Let me say a few more things about teaching what behaviors are expected.  One day I had tickets to a play in our town for that evening, for myself and two of my daughters, who were around 6 and 8 at the time.  When it was time to get ready, I told them they needed to go put on nice clothes so we could go to the play.  They threw a fit!  They complained and begged to wear their sweats or jeans, and whined and almost cried.  I was so frustrated!  Here I am, doing a nice thing and taking them to this fun play, and they can’t even change their clothes!  Suddenly I realized that I had not prepared them.  I should have been telling them all week about it – what it was going to be like, how people dress up for plays, what day and time we would go, how fun it would be, how long it would be, what it’s about, etc.  There were so many things I could have done to prepare them for that moment – gotten them excited about the event and also taught them what behavior would be expected.  But I had failed.  This is a helpful reframe of their behavior – they are not being bad, they don’t need to be punished or told they are ungrateful.  They are just being children.  Children need a lot of preparation for any new event.
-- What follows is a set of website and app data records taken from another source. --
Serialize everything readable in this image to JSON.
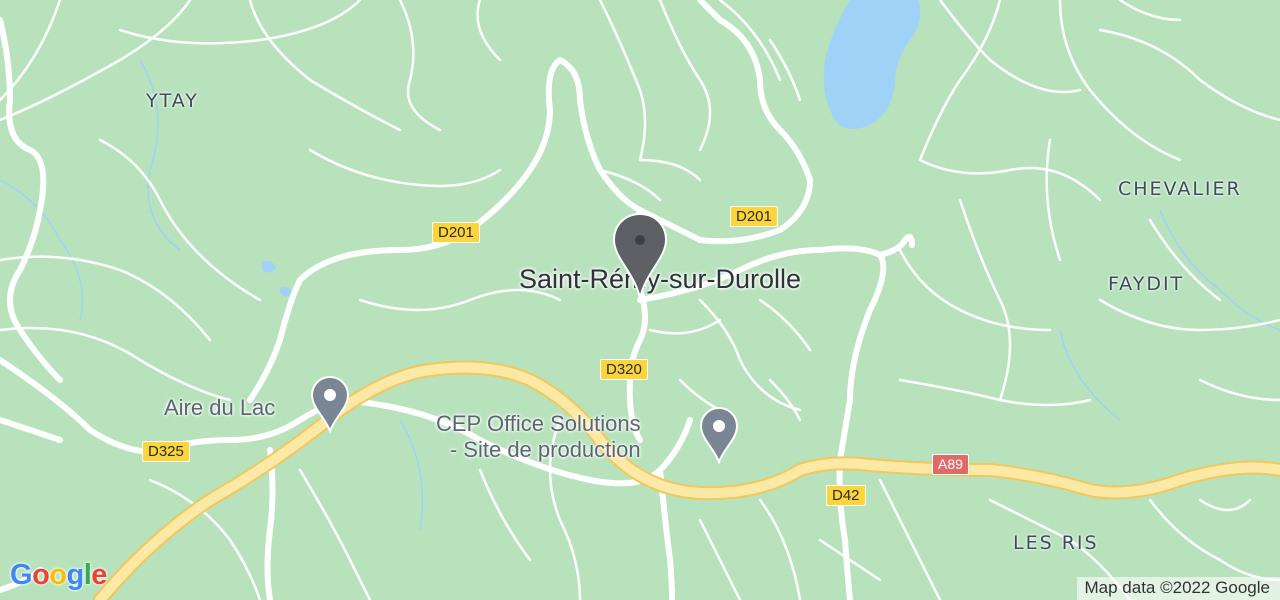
{
  "map": {
    "place_labels": {
      "ytay": "YTAY",
      "chevalier": "CHEVALIER",
      "faydit": "FAYDIT",
      "les_ris": "LES RIS"
    },
    "town_label": "Saint-Rémy-sur-Durolle",
    "pois": {
      "aire_du_lac": "Aire du Lac",
      "cep_line1": "CEP Office Solutions",
      "cep_line2": "- Site de production"
    },
    "road_shields": {
      "d201_west": "D201",
      "d201_east": "D201",
      "d320": "D320",
      "d325": "D325",
      "d42": "D42",
      "a89": "A89"
    },
    "attribution": "Map data ©2022 Google",
    "logo_letters": [
      "G",
      "o",
      "o",
      "g",
      "l",
      "e"
    ],
    "colors": {
      "land": "#b7e2bc",
      "water": "#9fd2f6",
      "road": "#ffffff",
      "highway": "#fbe39a",
      "marker_pin": "#5d6064",
      "poi_pin": "#7a8693",
      "shield_departmental": "#fcd43b",
      "shield_autoroute": "#e06a6a",
      "logo_colors": [
        "#4285F4",
        "#EA4335",
        "#FBBC05",
        "#4285F4",
        "#34A853",
        "#EA4335"
      ]
    },
    "icons": [
      "location-pin-icon",
      "poi-pin-icon"
    ]
  }
}
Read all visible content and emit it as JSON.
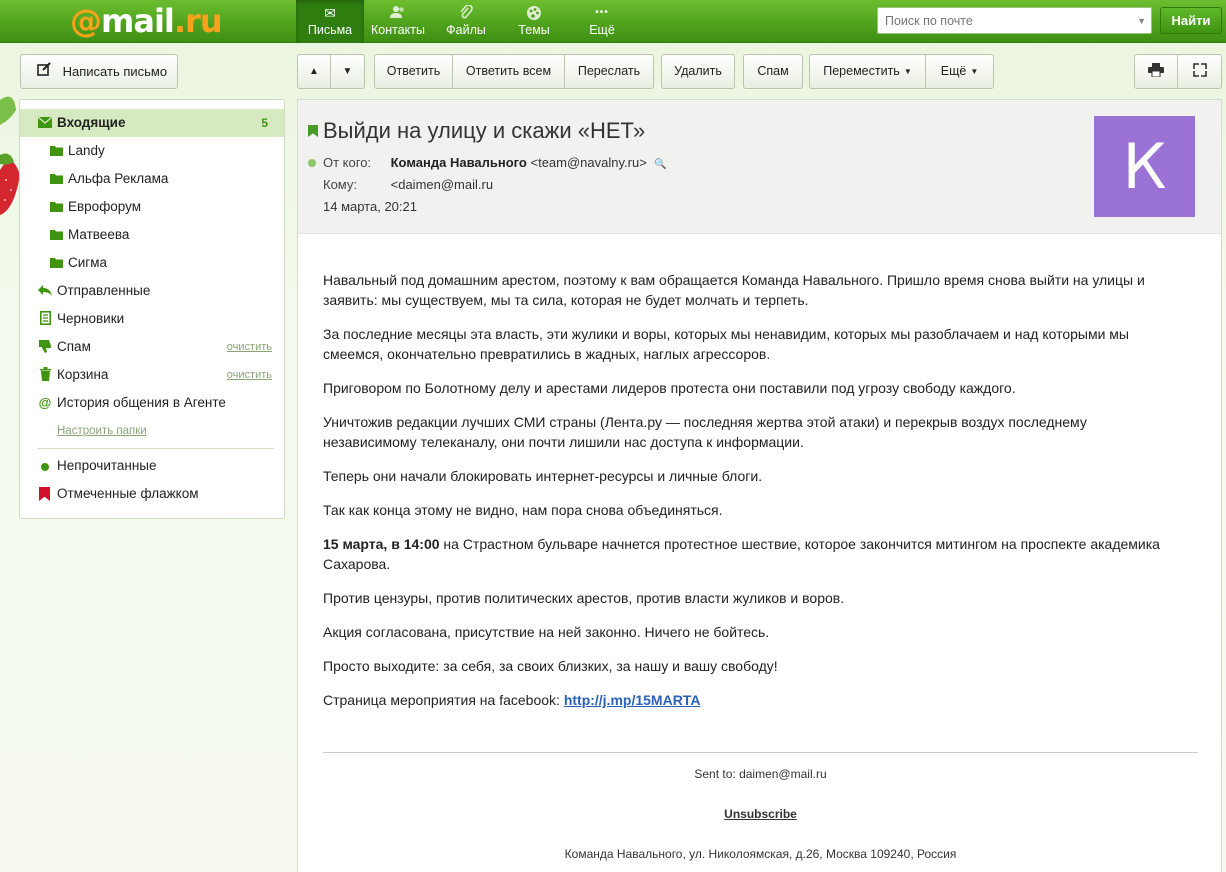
{
  "brand": {
    "at": "@",
    "name": "mail",
    "tld": ".ru"
  },
  "nav": [
    {
      "label": "Письма",
      "icon": "envelope-icon",
      "glyph": "✉",
      "active": true
    },
    {
      "label": "Контакты",
      "icon": "contacts-icon",
      "glyph": "👥",
      "active": false
    },
    {
      "label": "Файлы",
      "icon": "paperclip-icon",
      "glyph": "📎",
      "active": false
    },
    {
      "label": "Темы",
      "icon": "palette-icon",
      "glyph": "🎨",
      "active": false
    },
    {
      "label": "Ещё",
      "icon": "more-icon",
      "glyph": "•••",
      "active": false
    }
  ],
  "search": {
    "placeholder": "Поиск по почте",
    "button": "Найти"
  },
  "compose": {
    "label": "Написать письмо"
  },
  "folders": {
    "inbox": {
      "label": "Входящие",
      "count": "5"
    },
    "subfolders": [
      "Landy",
      "Альфа Реклама",
      "Еврофорум",
      "Матвеева",
      "Сигма"
    ],
    "sent": "Отправленные",
    "drafts": "Черновики",
    "spam": "Спам",
    "trash": "Корзина",
    "clean": "очистить",
    "agent": "История общения в Агенте",
    "settings": "Настроить папки",
    "unread": "Непрочитанные",
    "flagged": "Отмеченные флажком"
  },
  "toolbar": {
    "up": "▲",
    "down": "▼",
    "reply": "Ответить",
    "reply_all": "Ответить всем",
    "forward": "Переслать",
    "delete": "Удалить",
    "spam": "Спам",
    "move": "Переместить",
    "more": "Ещё"
  },
  "message": {
    "subject": "Выйди на улицу и скажи «НЕТ»",
    "from_label": "От кого:",
    "from_name": "Команда Навального",
    "from_email": "<team@navalny.ru>",
    "to_label": "Кому:",
    "to_email": "<daimen@mail.ru",
    "date": "14 марта, 20:21",
    "avatar_letter": "К",
    "avatar_color": "#9a71d4",
    "paragraphs": [
      "Навальный под домашним арестом, поэтому к вам обращается Команда Навального. Пришло время снова выйти на улицы и заявить: мы существуем, мы та сила, которая не будет молчать и терпеть.",
      "За последние месяцы эта власть, эти жулики и воры, которых мы ненавидим, которых мы разоблачаем и над которыми мы смеемся, окончательно превратились в жадных, наглых агрессоров.",
      "Приговором по Болотному делу и арестами лидеров протеста они поставили под угрозу свободу каждого.",
      "Уничтожив редакции лучших СМИ страны (Лента.ру — последняя жертва этой атаки) и перекрыв воздух последнему независимому телеканалу, они почти лишили нас доступа к информации.",
      "Теперь они начали блокировать интернет-ресурсы и личные блоги.",
      "Так как конца этому не видно, нам пора снова объединяться."
    ],
    "event_bold": "15 марта, в 14:00",
    "event_rest": " на Страстном бульваре начнется протестное шествие, которое закончится митингом на проспекте академика Сахарова.",
    "paragraphs2": [
      "Против цензуры, против политических арестов, против власти жуликов и воров.",
      "Акция согласована, присутствие на ней законно. Ничего не бойтесь.",
      "Просто выходите: за себя, за своих близких, за нашу и вашу свободу!"
    ],
    "fb_label": "Страница мероприятия на facebook: ",
    "fb_link": "http://j.mp/15MARTA",
    "sent_to": "Sent to: daimen@mail.ru",
    "unsubscribe": "Unsubscribe",
    "address": "Команда Навального, ул. Николоямская, д.26, Москва 109240, Россия"
  }
}
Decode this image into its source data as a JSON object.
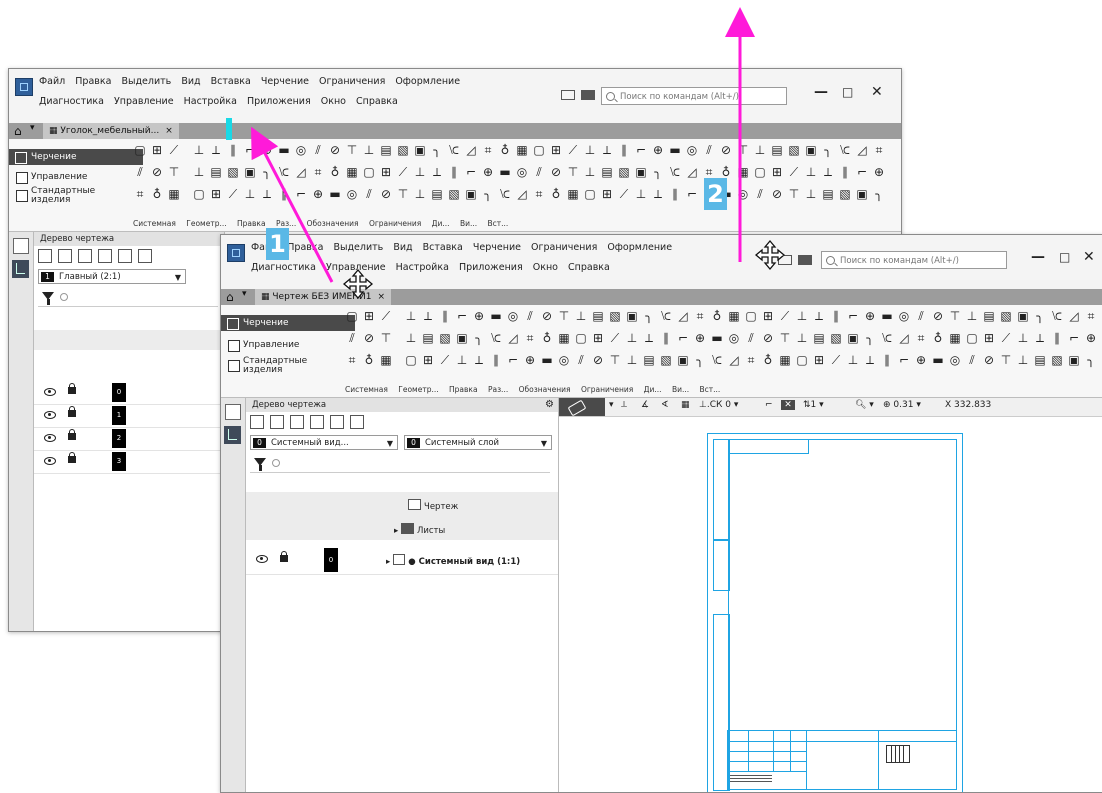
{
  "colors": {
    "arrow": "#ff1ad9",
    "badge": "#5ab8e6",
    "drop_marker": "#19d9e6",
    "sheet_border": "#1fa4e3",
    "tabbar": "#9c9c9c"
  },
  "window_back": {
    "menu_row1": [
      "Файл",
      "Правка",
      "Выделить",
      "Вид",
      "Вставка",
      "Черчение",
      "Ограничения",
      "Оформление"
    ],
    "menu_row2": [
      "Диагностика",
      "Управление",
      "Настройка",
      "Приложения",
      "Окно",
      "Справка"
    ],
    "search_placeholder": "Поиск по командам (Alt+/)",
    "tab_label": "Уголок_мебельный...",
    "tab_close": "×",
    "ribbon_items": [
      "Черчение",
      "Управление",
      "Стандартные изделия"
    ],
    "group_labels": [
      "Системная",
      "Геометр...",
      "Правка",
      "Раз...",
      "Обозначения",
      "Ограничения",
      "Ди...",
      "Ви...",
      "Вст..."
    ],
    "panel_title": "Дерево чертежа",
    "layer_view": "Главный (2:1)",
    "layer_view_num": "1",
    "layer_nums": [
      "0",
      "1",
      "2",
      "3"
    ]
  },
  "window_front": {
    "menu_row1": [
      "Файл",
      "Правка",
      "Выделить",
      "Вид",
      "Вставка",
      "Черчение",
      "Ограничения",
      "Оформление"
    ],
    "menu_row2": [
      "Диагностика",
      "Управление",
      "Настройка",
      "Приложения",
      "Окно",
      "Справка"
    ],
    "search_placeholder": "Поиск по командам (Alt+/)",
    "tab_label": "Чертеж БЕЗ ИМЕНИ1",
    "tab_close": "×",
    "ribbon_items": [
      "Черчение",
      "Управление",
      "Стандартные изделия"
    ],
    "group_labels": [
      "Системная",
      "Геометр...",
      "Правка",
      "Раз...",
      "Обозначения",
      "Ограничения",
      "Ди...",
      "Ви...",
      "Вст..."
    ],
    "panel_title": "Дерево чертежа",
    "view_select": "Системный вид...",
    "view_select_num": "0",
    "layer_select": "Системный слой",
    "layer_select_num": "0",
    "tree_root": "Чертеж",
    "tree_sheets": "Листы",
    "row_label": "Системный вид (1:1)",
    "row_num": "0",
    "view_toolbar": {
      "cs": "СК 0",
      "scale_num": "1",
      "zoom": "0.31",
      "coord": "X 332.833"
    }
  },
  "annotations": {
    "badge1": "1",
    "badge2": "2"
  }
}
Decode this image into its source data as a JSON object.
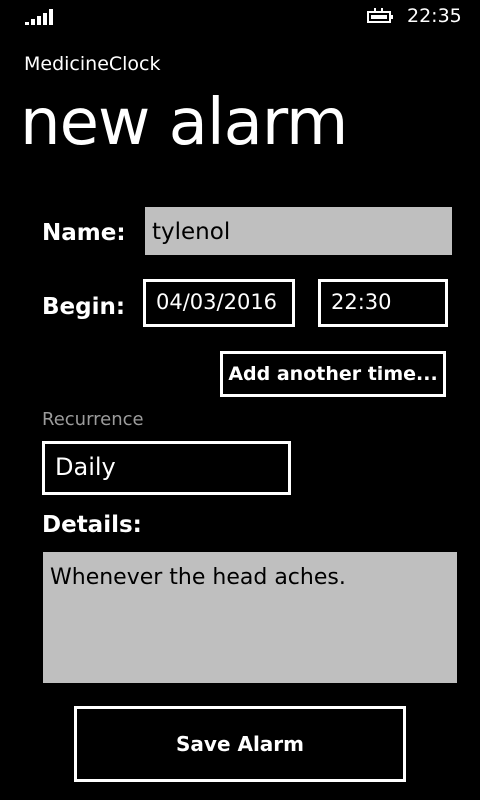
{
  "status_bar": {
    "time": "22:35",
    "signal_icon": "signal-strength-icon",
    "battery_icon": "battery-charging-icon"
  },
  "app": {
    "name": "MedicineClock",
    "page_title": "new alarm"
  },
  "form": {
    "name_label": "Name:",
    "name_value": "tylenol",
    "begin_label": "Begin:",
    "begin_date": "04/03/2016",
    "begin_time": "22:30",
    "add_time_button": "Add another time...",
    "recurrence_label": "Recurrence",
    "recurrence_value": "Daily",
    "details_label": "Details:",
    "details_value": "Whenever the head aches.",
    "save_button": "Save Alarm"
  },
  "colors": {
    "background": "#000000",
    "foreground": "#ffffff",
    "textbox_fill": "#bfbfbf",
    "muted_label": "#9c9c9c"
  }
}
A similar thing happened when we went to a church event and afterward there was a table of treats.  My kids took one treat after another, and I wasn’t really paying attention.  Then they were running around the gym, and then I realized they’d had five or more treats (possibly one of the children tattled on the other to share this helpful information).  I was really angry (irrationally so, I must admit – doesn’t this happen at almost all church functions?!), but then remembered that I didn’t prepare them.  I should have told them at home, or even in the car on the way to the church, what would happen, what I wanted them to do during and after the event, including how many treats they were allowed to have.  In this situation, as often is the case, other parents weren’t monitoring their children. “Shelly got to have five treats!” So I needed to also prepare my children for this: “Other kids might have more treats than you’re allowed to have, and other kids might run around/take their shoes and socks off/roam the halls, etc. but in our family we . . . .”

Still to do this day there are times when their bad behavior surprises me, and then I realize that I didn’t fully explain to them what is expected.  But I get more frustrated with myself than them, and remind myself to prepare them better next time.

So you need to be consistently thinking about what the next segment of the day is going to include or what events are coming up, and talk about what behavior is expected and what behavior is inappropriate.  Talk about it often, be specific, and role play. Kids love to role play – they think it’s so funny to pretend act.  This is all done in calm, positive-emotion times, and is not used to demean or punish or point out past bad behavior.

Remember, think of failure to behave well not as a reason to punish, but an opportunity to teach.